View: How rally-mouths reduce political discourse to the lowest possible level
There is some solace to be taken from the fact that the Election Commission (EC) suspended Azam Khan and Maneka Gandhi from campaigning for three and two days respectively.
Or, the more pleasant shock of finding Union defence minister Nirmala Sitharaman visiting the injured Thiruvananthapuram MP in hospital — and the latter tweeting a picture and comment about how he was ‘touched by the gesture’.
But far more generally, you can always depend on our political ‘leaders’ (sic) to reduce our political discourse to the lowest possible level. The benchmark for which, this time, has probably been set by BJP MP from Pilibhit, Uttar Pradesh, and Union minister Maneka Gandhi, at a rally in Sultanpur’s Turab Khani village, where she informed her constituents that any Muslim voter who did not vote for her could forget about receiving her help in the future.
If that wasn’t enough, at another rally in Pilibhit a few days later, Gandhi chose to share her plan for a vote share-based distribution structure for developmental work in villages. She described an ‘ABCD’ categorisation based on which development work for villages would be continued. Those villages where BJP received 80% votes, they would fall under Category A; 60% votes, Category B; and so on.
Yet, just as we were getting our panties in a twist over Gandhi’s ultimatum to voters, Samajwadi Party leader Azam Khan took a break from tending to his bulls to splatter a little bull manure our way in the guise of political discourse. Speaking at a rally in Rampur, UP, Khan said, ‘Someone that I mentored personally and introduced to Rampur, someone who led you as a leader for 10 years, someone who you took 17 years to identify correctly, I recognised in just 17 days that even the underwear worn by the person is khaki-coloured.’
Jaya Prada, who is contesting against him on a BJP ticket from Rampur was not mentioned by name. But the rally crowd didn’t have to be a Subramanian Swamy to figure out with the descriptors provided by Khan, whom he was referring to. It’s important to mention Khan made his statement in the presence of SP chief Akhilesh Yadav, who has gone on to defend Khan’s statement. But then, we should hardly be surprised. Khan had earlier referred to Jaya Prada as a ‘nachnewali’ (dancer), the connotations of which go beyond just dancing.
When asked to clarify, Khan said that he wasn’t referring to Jaya Prada at all, adding, “I am disappointed. Media did not like me, I also did not like them. They have caused damage to the country.” So, the media was at fault for guessing what everyone at the Rampur rally understood.
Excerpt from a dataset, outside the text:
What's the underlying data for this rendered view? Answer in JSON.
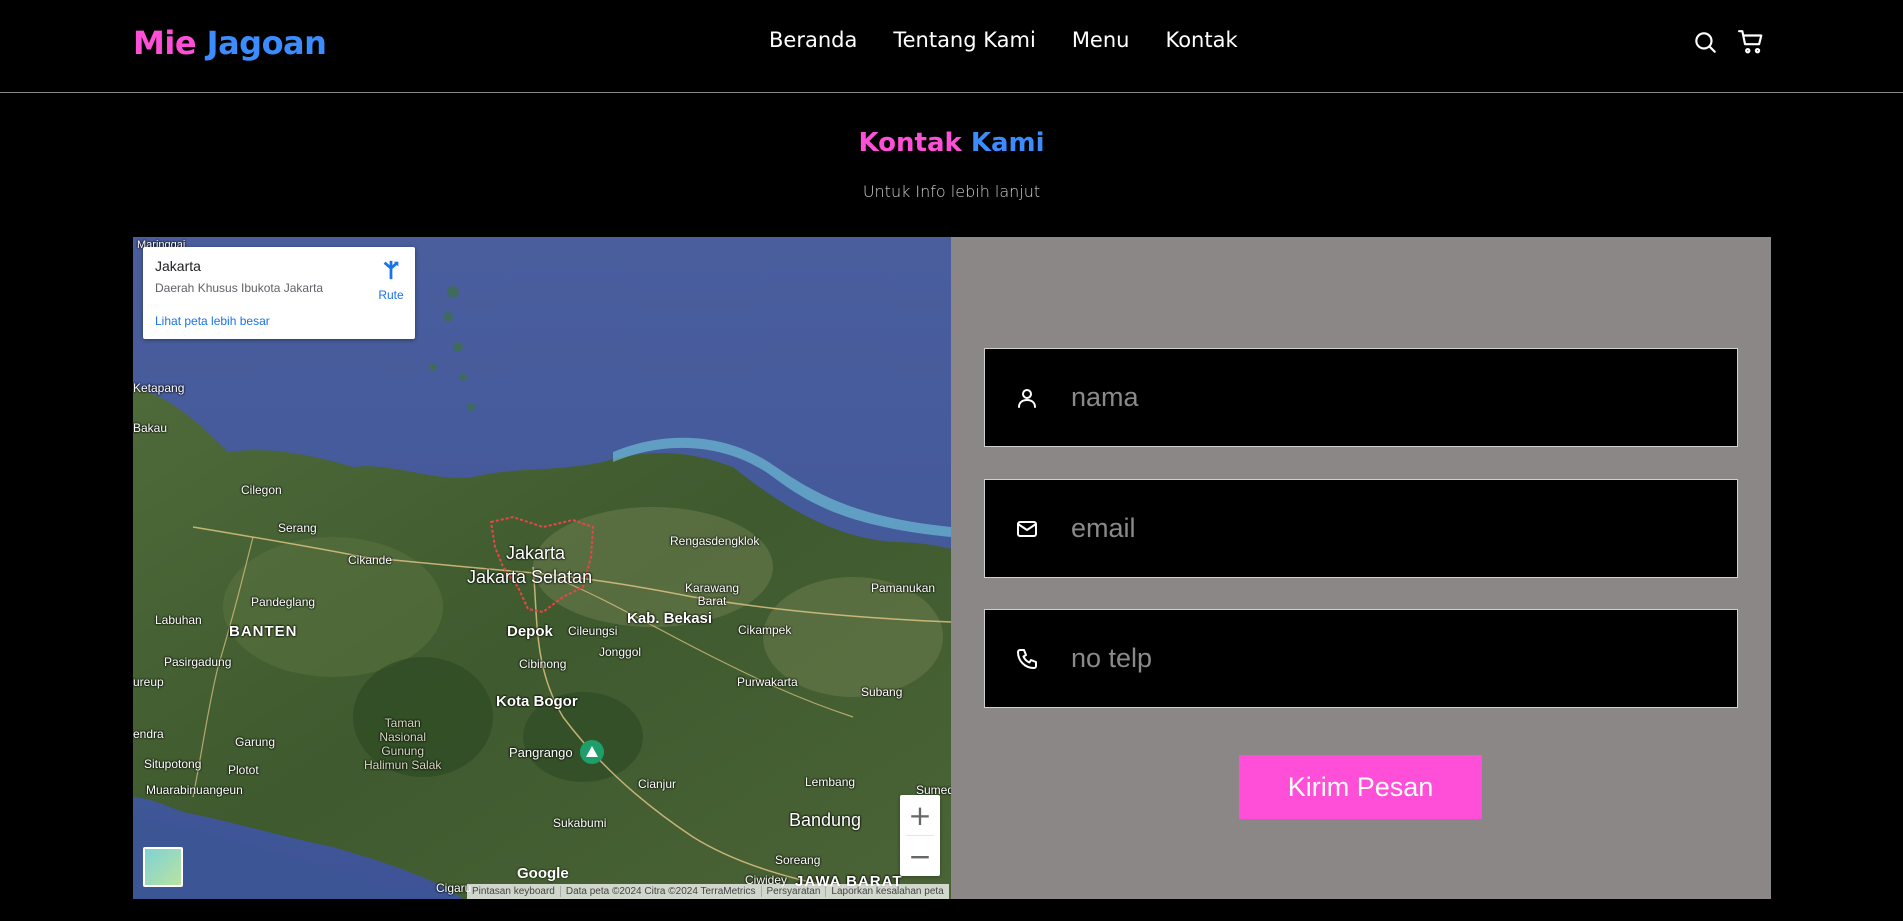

This is hardly the first time that misogynist comments have been wilfully forgiven. The late Sunanda Tharoor was called a ‘50-crore girlfriend’ by Narendra Modi. Smriti Irani was described as a ‘thumke lagaane wali’ (roughly translated as a hips-waistthrusting dancer) by Congress MP Sanjay Nirupam. The list of poorly disguised innuendos is endless.
It’s clear that many of our politicians have little regard for the model code of conduct — never mind decency.
Yet, there is some solace to be taken from the fact that the Election Commission (EC) suspended Azam Khan and Maneka Gandhi from campaigning for three and two days respectively — after being prodded by the Supreme Court to take action. UP chief minister Adityanath and Bahujan Samaj Party leader Mayawati were also suspended from campaigning for three and two days respectively for their ‘Ali vs Bajrang Bali’ public tête-à-tête.
Then you have a politician like Trinamool Congress candidate from Asansol, West Bengal, Moon Moon Sen beseeching people to vote for her so that it would bring peace to her mother’s — the popular actress Suchitra Sen — departed soul. Which would have been funny, had she not also described West Bengal’s Bihari residents making ‘very good police informers’ in an earlier rally. With mouths like these, who needs fingers to vote?